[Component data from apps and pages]
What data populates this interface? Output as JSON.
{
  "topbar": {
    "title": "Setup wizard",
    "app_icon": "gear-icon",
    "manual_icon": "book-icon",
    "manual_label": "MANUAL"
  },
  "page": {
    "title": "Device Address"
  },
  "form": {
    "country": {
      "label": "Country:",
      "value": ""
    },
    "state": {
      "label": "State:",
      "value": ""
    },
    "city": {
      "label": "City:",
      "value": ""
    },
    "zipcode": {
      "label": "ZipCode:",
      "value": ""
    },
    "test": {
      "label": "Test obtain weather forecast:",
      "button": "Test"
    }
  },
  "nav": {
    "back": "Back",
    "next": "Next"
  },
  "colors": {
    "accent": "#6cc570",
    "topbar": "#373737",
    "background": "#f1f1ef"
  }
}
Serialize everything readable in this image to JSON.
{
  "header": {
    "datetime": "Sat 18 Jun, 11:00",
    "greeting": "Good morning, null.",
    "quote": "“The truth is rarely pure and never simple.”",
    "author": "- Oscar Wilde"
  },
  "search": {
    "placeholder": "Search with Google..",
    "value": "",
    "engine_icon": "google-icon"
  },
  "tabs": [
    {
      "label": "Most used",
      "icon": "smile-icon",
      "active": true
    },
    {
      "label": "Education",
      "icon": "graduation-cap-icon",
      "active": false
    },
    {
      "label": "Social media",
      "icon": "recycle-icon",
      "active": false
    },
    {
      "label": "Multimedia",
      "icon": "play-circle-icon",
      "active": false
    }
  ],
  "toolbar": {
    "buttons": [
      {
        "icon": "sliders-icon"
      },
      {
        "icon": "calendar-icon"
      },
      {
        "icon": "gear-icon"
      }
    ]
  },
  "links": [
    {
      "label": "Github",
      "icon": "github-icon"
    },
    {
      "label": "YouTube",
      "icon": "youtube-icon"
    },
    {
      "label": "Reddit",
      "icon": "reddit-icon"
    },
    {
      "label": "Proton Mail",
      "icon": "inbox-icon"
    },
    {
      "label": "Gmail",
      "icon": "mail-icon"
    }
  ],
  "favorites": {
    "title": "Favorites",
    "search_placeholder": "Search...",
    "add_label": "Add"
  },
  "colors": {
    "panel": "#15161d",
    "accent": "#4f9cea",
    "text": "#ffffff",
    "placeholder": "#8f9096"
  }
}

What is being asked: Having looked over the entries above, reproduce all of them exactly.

Response to the task:
What data populates this interface? Output as JSON.
{
  "topbar": {
    "title": "Setup wizard",
    "app_icon": "gear-icon",
    "manual_icon": "book-icon",
    "manual_label": "MANUAL"
  },
  "page": {
    "title": "Device Address"
  },
  "form": {
    "country": {
      "label": "Country:",
      "value": ""
    },
    "state": {
      "label": "State:",
      "value": ""
    },
    "city": {
      "label": "City:",
      "value": ""
    },
    "zipcode": {
      "label": "ZipCode:",
      "value": ""
    },
    "test": {
      "label": "Test obtain weather forecast:",
      "button": "Test"
    }
  },
  "nav": {
    "back": "Back",
    "next": "Next"
  },
  "colors": {
    "accent": "#6cc570",
    "topbar": "#373737",
    "background": "#f1f1ef"
  }
}
Serialize everything readable in this image to JSON.
{
  "header": {
    "datetime": "Sat 18 Jun, 11:00",
    "greeting": "Good morning, null.",
    "quote": "“The truth is rarely pure and never simple.”",
    "author": "- Oscar Wilde"
  },
  "search": {
    "placeholder": "Search with Google..",
    "value": "",
    "engine_icon": "google-icon"
  },
  "tabs": [
    {
      "label": "Most used",
      "icon": "smile-icon",
      "active": true
    },
    {
      "label": "Education",
      "icon": "graduation-cap-icon",
      "active": false
    },
    {
      "label": "Social media",
      "icon": "recycle-icon",
      "active": false
    },
    {
      "label": "Multimedia",
      "icon": "play-circle-icon",
      "active": false
    }
  ],
  "toolbar": {
    "buttons": [
      {
        "icon": "sliders-icon"
      },
      {
        "icon": "calendar-icon"
      },
      {
        "icon": "gear-icon"
      }
    ]
  },
  "links": [
    {
      "label": "Github",
      "icon": "github-icon"
    },
    {
      "label": "YouTube",
      "icon": "youtube-icon"
    },
    {
      "label": "Reddit",
      "icon": "reddit-icon"
    },
    {
      "label": "Proton Mail",
      "icon": "inbox-icon"
    },
    {
      "label": "Gmail",
      "icon": "mail-icon"
    }
  ],
  "favorites": {
    "title": "Favorites",
    "search_placeholder": "Search...",
    "add_label": "Add"
  },
  "colors": {
    "panel": "#15161d",
    "accent": "#4f9cea",
    "text": "#ffffff",
    "placeholder": "#8f9096"
  }
}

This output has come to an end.